The chief constable has stood over the PSNI's handling of a large demonstration in Belfast.

He was speaking after thousands attended a rally outside City Hall in Belfast on Wednesday over the death of George Floyd in the US.

The 46-year-old black man died in police custody in Minneapolis last month.

PSNI officers maintained a low-key presence at the event, with officers observing from a distance.

On Thursday morning, Chief Constable Simon Byrne tweeted that protests at this time amid the pandemic "will endanger lives".

Later appearing before the Policing Board, he stood over the PSNI's response.

"We have been asked questions about our approach yesterday but I think we also need to ask ourselves as a society in the community, what do people want from us and what was an acceptable outcome to yesterday because it's easy to get emotive about a response to the restrictions on governments but remembering also that was largely a peaceful protest, there were no arrests made," Simon Byrne said.

"And so what would be proportionate in terms of our response to then conduct a post event investigation or indeed seek to disperse that protest when ironically it was about an outcry in relation to police use of force and brutality.

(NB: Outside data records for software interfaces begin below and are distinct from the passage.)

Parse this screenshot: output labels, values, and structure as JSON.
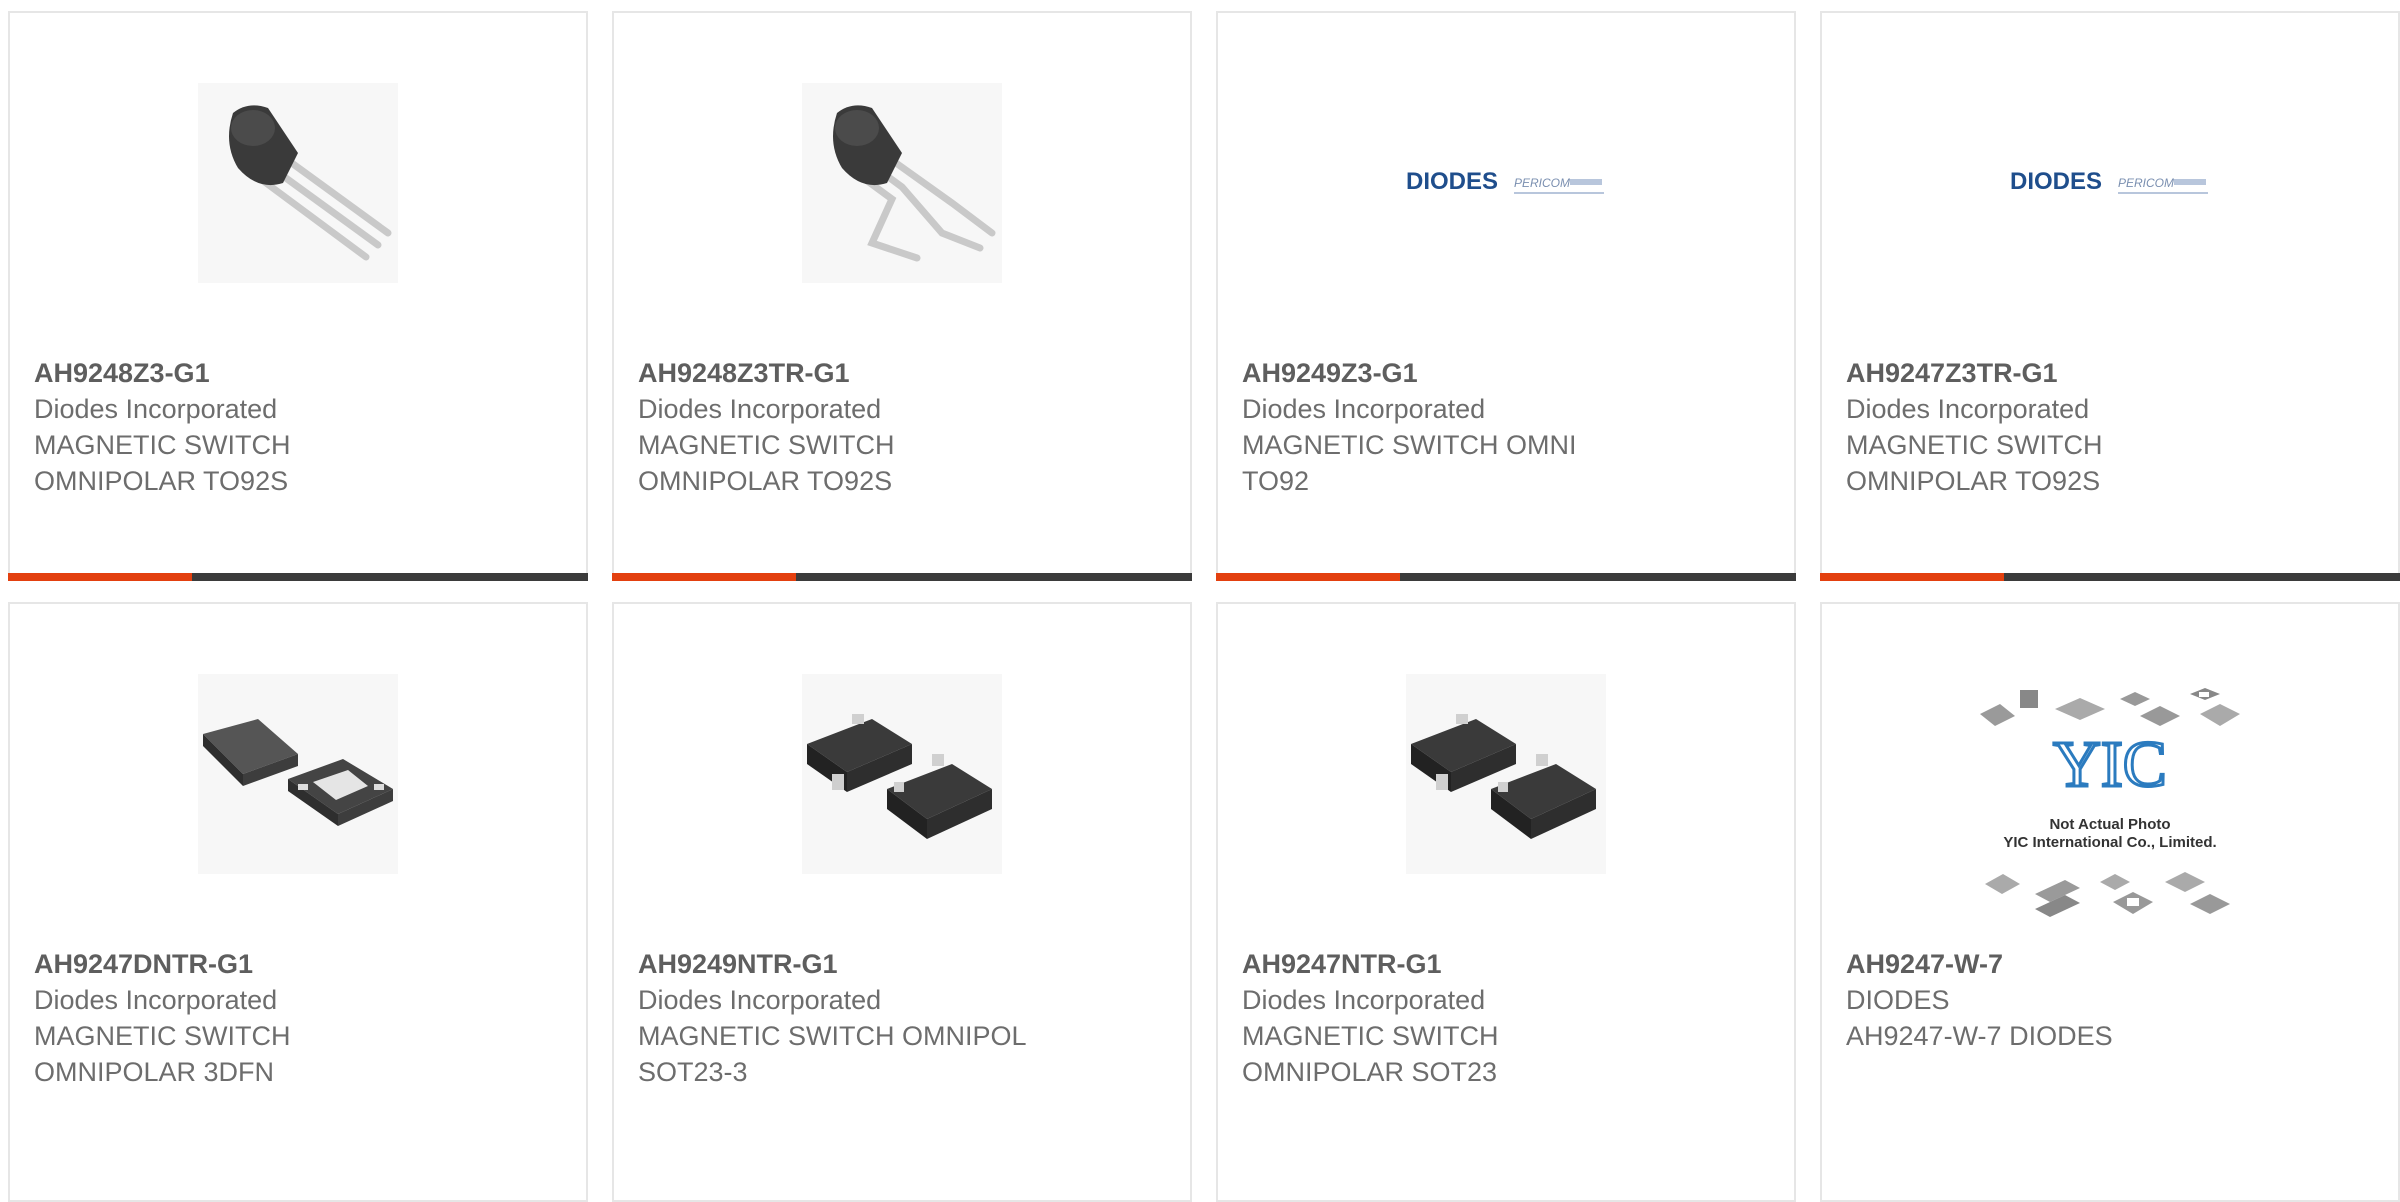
{
  "products": [
    {
      "part": "AH9248Z3-G1",
      "manufacturer": "Diodes Incorporated",
      "description": "MAGNETIC SWITCH\nOMNIPOLAR TO92S",
      "image": "to92-straight-leads"
    },
    {
      "part": "AH9248Z3TR-G1",
      "manufacturer": "Diodes Incorporated",
      "description": "MAGNETIC SWITCH\nOMNIPOLAR TO92S",
      "image": "to92-bent-leads"
    },
    {
      "part": "AH9249Z3-G1",
      "manufacturer": "Diodes Incorporated",
      "description": "MAGNETIC SWITCH OMNI\nTO92",
      "image": "diodes-pericom-logo"
    },
    {
      "part": "AH9247Z3TR-G1",
      "manufacturer": "Diodes Incorporated",
      "description": "MAGNETIC SWITCH\nOMNIPOLAR TO92S",
      "image": "diodes-pericom-logo"
    },
    {
      "part": "AH9247DNTR-G1",
      "manufacturer": "Diodes Incorporated",
      "description": "MAGNETIC SWITCH\nOMNIPOLAR 3DFN",
      "image": "dfn-package"
    },
    {
      "part": "AH9249NTR-G1",
      "manufacturer": "Diodes Incorporated",
      "description": "MAGNETIC SWITCH OMNIPOL\nSOT23-3",
      "image": "sot23-package"
    },
    {
      "part": "AH9247NTR-G1",
      "manufacturer": "Diodes Incorporated",
      "description": "MAGNETIC SWITCH\nOMNIPOLAR SOT23",
      "image": "sot23-package"
    },
    {
      "part": "AH9247-W-7",
      "manufacturer": "DIODES",
      "description": "AH9247-W-7 DIODES",
      "image": "yic-not-actual-photo"
    }
  ],
  "logo_text": {
    "diodes": "DIODES",
    "pericom": "PERICOM",
    "yic": "YIC",
    "yic_line1": "Not Actual Photo",
    "yic_line2": "YIC International Co., Limited."
  },
  "colors": {
    "accent": "#e3400f",
    "bar": "#3b3b3b",
    "diodes_blue": "#1f4e8c"
  }
}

"So we had to as ever, balance, a number of competing considerations when we supported the organisers yesterday who I don't think expected as many people to turn up.

"We did have dialogue, we were able to facilitate something that we allcherish - that opportunity to cry out when something offends us - and we'regoing to work with the organisers again in relation to the protest that is nowplanned for Saturday."

The Public Health Agency’s head of health protection, Dr Gerry Waldron, warned that public gatherings increased the risk to the population from coronavirus.

"We've got to bear in mind that the virus hasn't got any conscience and … doesn't recognise good causes," he told the BBC.

"Unfortunately, people that congregate in large groups, even if they're trying to maintain social distancing, put themselves and others in that group at risk."

Jolene Francis, who helped to organise the Belfast rally, defended the gathering and said many were wearing masks and using sanitisers.

"I would say that racial injustice and discrimination have been a health crisis since the beginning of time, and while I understand where the people are coming from, the government advice has also advised people to behave at their discretion, and that is also the message we pushed, to come down and act responsibly," she told the BBC.

"If you look at the pictures, if there are groups of people that were gathered, those are people that came together.

“Towards the back of the protest there were people spread out.

“I agree at the epicentre of the protest there was people gathered together, those people were wearing masks, they were using sanitisers, those people were incredibly emotionally charged.

“These are people who feel racial discrimination and injustice every single day."